WhatsApp refused to create a backdoor for the UK government to access encrypted messages sent via the app, Sky News reported.
A source told the news outlet terrorists often use encrypted apps including WhatsApp and Telegram, and not being able to read these communications creates a black hole for investigators.
UK Prime Minister Theresa May called for technology companies to do more to help governments fight terrorism in a presentation at the United Nations (UN) General Assembly on Wednesday (20 September), BBC News reported.
The call came days after an explosion at Parsons Green station in London, the latest in a series of terror attacks in the UK during 2017. Encrypted apps were also linked to attacks in Manchester and London Bridge.
UK home secretary Amber Rudd said WhatsApp should open its encryption to security services to help prevent terrorist attacks following an attack on the UK’s Parliament building in March. Her comments were criticised for being dangerous and misleading.
The devices of one of the Parsons Green suspects have been recovered and are being investigated.
According to the Sky News report, WhatsApp does cooperate with law enforcement to provide some data including the name of an account, when it was created, date of last use, the IP address and associated email address.
WhatsApp states on its website it: “appreciates the work that law enforcement agencies do to keep people safe around the world.
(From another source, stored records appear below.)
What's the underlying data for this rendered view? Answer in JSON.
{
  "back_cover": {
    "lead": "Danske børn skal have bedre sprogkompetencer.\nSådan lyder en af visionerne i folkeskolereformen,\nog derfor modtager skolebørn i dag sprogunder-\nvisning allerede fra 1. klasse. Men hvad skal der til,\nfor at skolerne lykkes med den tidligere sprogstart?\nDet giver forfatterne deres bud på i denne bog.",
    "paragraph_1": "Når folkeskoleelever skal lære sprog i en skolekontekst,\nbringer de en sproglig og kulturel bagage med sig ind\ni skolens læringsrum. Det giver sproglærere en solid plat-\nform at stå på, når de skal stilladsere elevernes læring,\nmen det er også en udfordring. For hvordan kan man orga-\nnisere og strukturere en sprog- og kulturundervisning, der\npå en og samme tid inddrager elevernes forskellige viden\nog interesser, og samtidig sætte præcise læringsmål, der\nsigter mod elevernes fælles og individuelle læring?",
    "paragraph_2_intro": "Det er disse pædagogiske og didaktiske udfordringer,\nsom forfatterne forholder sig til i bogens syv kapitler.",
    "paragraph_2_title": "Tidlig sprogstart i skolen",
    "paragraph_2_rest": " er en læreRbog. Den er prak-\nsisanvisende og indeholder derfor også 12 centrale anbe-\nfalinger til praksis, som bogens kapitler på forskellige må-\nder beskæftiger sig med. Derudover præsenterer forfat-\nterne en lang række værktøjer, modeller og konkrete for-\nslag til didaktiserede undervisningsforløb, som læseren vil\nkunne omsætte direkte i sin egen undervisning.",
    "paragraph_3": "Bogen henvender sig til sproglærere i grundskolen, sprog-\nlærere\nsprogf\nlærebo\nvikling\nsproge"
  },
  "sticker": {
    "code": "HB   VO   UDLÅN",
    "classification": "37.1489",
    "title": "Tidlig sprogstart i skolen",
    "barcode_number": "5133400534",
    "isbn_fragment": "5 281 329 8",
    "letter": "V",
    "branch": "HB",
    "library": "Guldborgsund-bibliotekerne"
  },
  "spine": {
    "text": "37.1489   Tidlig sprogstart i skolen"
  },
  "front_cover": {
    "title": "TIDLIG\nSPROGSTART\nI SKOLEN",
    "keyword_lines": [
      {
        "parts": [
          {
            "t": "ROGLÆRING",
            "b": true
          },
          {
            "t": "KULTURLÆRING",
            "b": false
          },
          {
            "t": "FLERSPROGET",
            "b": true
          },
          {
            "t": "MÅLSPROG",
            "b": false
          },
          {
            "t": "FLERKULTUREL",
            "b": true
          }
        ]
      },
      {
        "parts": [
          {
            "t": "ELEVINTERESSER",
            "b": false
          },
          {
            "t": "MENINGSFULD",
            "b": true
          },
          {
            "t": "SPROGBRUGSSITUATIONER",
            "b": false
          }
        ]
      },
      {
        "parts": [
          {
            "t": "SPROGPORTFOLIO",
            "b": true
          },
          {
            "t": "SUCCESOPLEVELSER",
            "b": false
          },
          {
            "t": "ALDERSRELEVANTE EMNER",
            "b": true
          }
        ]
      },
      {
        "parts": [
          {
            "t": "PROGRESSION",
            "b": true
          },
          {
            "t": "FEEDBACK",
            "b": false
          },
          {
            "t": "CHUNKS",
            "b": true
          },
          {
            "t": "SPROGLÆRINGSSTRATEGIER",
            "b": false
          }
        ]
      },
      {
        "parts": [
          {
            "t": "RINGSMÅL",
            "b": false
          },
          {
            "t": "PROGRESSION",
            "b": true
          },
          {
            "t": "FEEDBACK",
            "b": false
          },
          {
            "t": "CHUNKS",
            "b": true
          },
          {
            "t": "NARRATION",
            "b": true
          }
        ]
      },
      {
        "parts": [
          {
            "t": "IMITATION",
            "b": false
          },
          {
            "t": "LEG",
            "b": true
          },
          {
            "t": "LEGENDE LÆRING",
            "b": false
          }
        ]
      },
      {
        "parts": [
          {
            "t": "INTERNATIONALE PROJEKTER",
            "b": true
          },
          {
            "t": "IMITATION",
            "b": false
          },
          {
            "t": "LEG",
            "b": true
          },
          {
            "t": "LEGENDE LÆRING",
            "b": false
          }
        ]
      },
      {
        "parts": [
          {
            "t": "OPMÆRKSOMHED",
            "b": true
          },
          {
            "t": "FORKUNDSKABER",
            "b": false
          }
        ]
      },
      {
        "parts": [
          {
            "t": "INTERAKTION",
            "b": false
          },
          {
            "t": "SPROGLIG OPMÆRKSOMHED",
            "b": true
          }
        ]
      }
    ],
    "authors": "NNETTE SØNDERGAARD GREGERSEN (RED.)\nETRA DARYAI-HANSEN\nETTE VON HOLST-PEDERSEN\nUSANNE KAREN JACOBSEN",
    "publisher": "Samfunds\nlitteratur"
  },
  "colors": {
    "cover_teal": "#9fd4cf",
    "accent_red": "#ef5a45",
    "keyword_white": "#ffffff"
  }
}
We are prepared to carefully review, validate and respond to law enforcement requests based on applicable law and policy”.
However, WhatsApp often claimed it can’t read encryped messages itself.
Raffaello Pantucci, director of international security studies at the Royal United Services Institute, told Sky News terrorist groups are using apps “to direct plots”.
“We’ve had some instances where you’ve had individuals based in Raqqa [Syria] who are steering people to launch terrorist attacks from a distance and are communicating with them blow by blow using these encrypted communications,” he said.
The report said 80 per cent of investigations into terrorism and serious crime are impacted by encryption.
Telegram also came under fire in Indonesia for hosting “terrorist-related” public channels.